Due to the rise in mortgage rates, for many, it’s now cheaper to rent a London home than it is to buy one. London and the southeast remain the areas suffering most from higher mortgage rates, but it still costs less to buy in the north of England and Scotland. Richard Donell, head of insights at Zoopla, told the BBC, ‘Around the country, the picture varies, as in areas with lower house prices buying is still cheaper than renting. In southern England where prices are higher, homeownership is most out of reach and rents are high as well.’
HomeLet CEO Andy Halstead said it was still too early to ascertain whether the relative rent stability we’re currently seeing would continue into next year, or will instead be a temporary winter dip. He said, ‘It is a little early to predict whether this will be a sustained pattern or whether London will follow the pattern of the wider country and see prices rise again in the coming months.’ He went on, ‘As a wider point, the rental market continues to suffer from a lack of available properties to meet surging demand, with many landlords choosing to leave the market.’
Meanwhile, Zoopla based its current calculation on the value of the average UK home. This amounts to £263,000 when a first-time buyer has put down a 15% deposit of £39,000. The average rental cost was then compared with the average monthly mortgage payment. This resulted in the biggest difference taking place in London, where the average house price is around £552,000, which results in the average rent coming in at £493 less each month than a mortgage payment.
According to the Resolution Foundation’s annual Living Standards Outlook for 2023, the cost of living crisis is expected to ease in 2024, although it won’t be completely over until wages catch up, something that isn’t expected to happen until 2027. If London rents do rise going into next year, Mayor Sadiq Khan has called for rent controls, as private renters make up nearly a third of everyone living in the capital.
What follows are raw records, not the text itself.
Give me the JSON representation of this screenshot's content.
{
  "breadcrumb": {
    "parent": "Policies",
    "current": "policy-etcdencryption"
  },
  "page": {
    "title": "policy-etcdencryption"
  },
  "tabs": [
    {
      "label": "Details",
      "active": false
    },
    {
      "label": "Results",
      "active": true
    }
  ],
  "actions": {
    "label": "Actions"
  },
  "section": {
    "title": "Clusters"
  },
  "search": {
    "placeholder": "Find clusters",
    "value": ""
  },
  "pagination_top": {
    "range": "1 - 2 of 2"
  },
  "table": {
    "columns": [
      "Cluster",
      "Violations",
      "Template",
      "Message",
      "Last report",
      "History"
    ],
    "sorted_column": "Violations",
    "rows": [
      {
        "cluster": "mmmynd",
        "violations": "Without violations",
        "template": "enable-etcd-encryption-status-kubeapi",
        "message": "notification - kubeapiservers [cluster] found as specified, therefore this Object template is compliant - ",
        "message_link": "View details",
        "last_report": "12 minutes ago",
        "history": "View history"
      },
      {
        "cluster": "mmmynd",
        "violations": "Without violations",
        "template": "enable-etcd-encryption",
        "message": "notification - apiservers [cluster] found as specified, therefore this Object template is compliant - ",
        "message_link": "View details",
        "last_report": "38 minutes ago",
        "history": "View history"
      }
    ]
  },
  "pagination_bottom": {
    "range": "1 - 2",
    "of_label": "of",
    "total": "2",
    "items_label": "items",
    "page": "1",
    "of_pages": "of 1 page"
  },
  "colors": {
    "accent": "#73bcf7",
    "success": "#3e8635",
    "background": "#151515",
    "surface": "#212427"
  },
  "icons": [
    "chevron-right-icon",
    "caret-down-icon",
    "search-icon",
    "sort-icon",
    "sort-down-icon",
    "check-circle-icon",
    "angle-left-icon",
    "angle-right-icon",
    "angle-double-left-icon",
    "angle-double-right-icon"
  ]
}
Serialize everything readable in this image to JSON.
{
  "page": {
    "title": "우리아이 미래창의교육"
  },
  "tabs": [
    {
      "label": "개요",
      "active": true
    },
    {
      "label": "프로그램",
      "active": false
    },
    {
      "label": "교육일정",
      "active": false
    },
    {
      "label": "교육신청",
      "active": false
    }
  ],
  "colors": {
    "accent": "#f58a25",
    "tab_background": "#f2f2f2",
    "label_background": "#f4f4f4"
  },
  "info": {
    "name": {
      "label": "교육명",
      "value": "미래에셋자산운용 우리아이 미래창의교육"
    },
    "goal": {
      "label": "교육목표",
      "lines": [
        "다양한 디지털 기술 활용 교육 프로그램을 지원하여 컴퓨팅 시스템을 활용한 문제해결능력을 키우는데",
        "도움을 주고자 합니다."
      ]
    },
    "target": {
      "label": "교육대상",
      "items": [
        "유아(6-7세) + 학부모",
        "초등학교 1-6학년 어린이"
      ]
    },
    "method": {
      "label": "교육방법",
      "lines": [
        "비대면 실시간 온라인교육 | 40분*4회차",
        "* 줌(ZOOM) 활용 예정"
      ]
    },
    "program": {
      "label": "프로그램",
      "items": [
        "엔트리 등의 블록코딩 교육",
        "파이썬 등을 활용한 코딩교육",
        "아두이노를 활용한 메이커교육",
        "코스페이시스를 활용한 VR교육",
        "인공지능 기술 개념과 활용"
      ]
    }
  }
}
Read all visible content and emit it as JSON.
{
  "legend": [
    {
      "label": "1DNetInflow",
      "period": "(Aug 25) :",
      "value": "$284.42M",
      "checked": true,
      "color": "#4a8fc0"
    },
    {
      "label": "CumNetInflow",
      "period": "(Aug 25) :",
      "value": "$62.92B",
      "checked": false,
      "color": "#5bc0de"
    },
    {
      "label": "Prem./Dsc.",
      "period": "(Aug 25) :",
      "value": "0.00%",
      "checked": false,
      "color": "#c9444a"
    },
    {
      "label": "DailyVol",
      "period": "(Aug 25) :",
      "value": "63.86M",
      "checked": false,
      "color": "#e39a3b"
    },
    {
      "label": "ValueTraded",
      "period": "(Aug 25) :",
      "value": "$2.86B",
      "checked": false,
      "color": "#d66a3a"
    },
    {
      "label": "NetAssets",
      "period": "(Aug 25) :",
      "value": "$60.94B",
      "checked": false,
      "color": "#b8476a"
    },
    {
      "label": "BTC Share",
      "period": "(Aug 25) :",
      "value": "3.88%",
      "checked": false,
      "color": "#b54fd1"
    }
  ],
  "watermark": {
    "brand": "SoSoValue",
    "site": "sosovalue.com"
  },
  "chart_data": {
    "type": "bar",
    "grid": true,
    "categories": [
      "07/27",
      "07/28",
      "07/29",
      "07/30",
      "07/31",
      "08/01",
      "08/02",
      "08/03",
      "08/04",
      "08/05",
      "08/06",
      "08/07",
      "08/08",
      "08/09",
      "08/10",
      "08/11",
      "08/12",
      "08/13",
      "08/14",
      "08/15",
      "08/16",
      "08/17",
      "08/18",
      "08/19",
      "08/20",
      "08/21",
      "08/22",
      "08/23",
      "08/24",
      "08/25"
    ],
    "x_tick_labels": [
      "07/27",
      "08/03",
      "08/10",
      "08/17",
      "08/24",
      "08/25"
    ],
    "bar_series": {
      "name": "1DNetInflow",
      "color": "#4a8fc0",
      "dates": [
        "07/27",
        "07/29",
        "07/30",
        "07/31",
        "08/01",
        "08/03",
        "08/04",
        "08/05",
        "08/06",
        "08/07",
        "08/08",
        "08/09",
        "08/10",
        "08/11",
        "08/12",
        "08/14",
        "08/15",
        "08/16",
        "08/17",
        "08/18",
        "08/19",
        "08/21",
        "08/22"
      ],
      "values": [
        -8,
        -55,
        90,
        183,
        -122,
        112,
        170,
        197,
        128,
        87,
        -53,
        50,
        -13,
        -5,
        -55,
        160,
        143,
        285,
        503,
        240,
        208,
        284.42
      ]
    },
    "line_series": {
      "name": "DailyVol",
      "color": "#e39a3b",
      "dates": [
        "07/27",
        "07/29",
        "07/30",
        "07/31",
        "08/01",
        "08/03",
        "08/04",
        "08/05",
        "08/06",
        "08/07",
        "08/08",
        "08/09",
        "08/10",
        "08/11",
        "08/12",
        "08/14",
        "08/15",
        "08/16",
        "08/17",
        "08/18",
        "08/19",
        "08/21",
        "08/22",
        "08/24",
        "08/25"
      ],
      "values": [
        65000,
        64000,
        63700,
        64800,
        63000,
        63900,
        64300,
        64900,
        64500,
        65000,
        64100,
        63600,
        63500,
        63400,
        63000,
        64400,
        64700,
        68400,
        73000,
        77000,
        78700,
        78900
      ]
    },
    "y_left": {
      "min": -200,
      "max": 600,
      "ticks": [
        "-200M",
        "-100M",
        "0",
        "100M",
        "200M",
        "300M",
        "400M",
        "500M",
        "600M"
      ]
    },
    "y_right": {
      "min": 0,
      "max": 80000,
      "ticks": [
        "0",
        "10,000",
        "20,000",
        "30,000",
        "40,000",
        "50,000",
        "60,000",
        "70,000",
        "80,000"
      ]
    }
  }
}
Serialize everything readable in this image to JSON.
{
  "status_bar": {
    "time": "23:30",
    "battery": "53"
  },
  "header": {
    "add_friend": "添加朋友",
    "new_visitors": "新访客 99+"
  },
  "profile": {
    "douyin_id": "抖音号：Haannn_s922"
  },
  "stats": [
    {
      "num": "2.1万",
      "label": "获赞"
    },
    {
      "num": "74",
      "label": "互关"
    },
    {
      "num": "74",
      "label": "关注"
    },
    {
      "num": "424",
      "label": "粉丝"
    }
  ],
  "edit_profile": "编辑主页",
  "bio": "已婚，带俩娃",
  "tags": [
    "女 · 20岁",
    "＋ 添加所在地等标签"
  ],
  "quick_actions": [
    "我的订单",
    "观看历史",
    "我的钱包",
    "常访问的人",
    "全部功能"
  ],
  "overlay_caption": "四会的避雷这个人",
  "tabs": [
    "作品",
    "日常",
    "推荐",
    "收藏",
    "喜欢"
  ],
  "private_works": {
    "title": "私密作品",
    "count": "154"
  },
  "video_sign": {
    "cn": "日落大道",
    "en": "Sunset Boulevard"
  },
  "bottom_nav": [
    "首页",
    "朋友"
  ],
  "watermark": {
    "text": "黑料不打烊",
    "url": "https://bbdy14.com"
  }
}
Despite rents being cheaper than mortgages, the fact remains that, excluding London, the average monthly rent being asked of new tenants remains at a record high.
Sources: The Guardian, City A.M., The Evening Standard